■ **EXERCISE DETAILS**
What you produce should be every line from the data that includes "project".

MATERIAL SUPPLIED section start

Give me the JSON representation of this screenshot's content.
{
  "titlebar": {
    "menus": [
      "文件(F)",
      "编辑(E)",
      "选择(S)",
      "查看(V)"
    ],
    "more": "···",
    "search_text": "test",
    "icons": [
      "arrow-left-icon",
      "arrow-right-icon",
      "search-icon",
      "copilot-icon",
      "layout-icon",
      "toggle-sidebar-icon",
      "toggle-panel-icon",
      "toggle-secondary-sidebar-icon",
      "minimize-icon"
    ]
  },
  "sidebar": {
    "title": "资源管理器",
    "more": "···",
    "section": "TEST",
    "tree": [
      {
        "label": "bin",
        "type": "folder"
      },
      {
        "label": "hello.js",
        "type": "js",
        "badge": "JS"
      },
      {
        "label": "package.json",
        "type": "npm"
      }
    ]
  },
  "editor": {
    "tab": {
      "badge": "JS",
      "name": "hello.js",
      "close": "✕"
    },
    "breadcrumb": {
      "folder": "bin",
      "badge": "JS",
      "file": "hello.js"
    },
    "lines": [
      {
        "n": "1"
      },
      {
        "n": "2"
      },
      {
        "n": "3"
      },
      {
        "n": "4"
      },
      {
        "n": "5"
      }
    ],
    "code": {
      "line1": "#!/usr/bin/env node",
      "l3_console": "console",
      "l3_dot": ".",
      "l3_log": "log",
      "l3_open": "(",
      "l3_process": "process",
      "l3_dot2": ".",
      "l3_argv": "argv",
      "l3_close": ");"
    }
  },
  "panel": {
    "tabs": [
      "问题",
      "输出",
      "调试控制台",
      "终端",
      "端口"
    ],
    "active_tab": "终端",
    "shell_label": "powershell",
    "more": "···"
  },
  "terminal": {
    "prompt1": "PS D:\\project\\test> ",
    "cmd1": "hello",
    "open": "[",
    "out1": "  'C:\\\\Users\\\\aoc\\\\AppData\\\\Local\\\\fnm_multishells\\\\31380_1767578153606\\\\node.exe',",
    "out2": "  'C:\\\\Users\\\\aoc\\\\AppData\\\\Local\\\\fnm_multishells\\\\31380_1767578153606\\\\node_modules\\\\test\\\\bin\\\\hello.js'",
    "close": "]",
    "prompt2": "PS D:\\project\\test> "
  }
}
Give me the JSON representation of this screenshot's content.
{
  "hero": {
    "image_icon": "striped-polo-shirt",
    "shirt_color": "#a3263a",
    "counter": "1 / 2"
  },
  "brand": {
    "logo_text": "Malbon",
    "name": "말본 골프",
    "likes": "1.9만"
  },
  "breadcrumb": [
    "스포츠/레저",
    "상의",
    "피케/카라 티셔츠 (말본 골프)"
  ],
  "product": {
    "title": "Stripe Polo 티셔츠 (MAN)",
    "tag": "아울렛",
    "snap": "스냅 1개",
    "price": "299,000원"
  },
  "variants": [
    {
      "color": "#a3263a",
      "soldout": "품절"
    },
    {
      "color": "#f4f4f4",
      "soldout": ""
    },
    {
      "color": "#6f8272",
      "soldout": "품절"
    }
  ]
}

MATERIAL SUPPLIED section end

■ **TASK ANSWER**
    "prompt1": "PS D:\\project\\test> ",
    "prompt2": "PS D:\\project\\test> "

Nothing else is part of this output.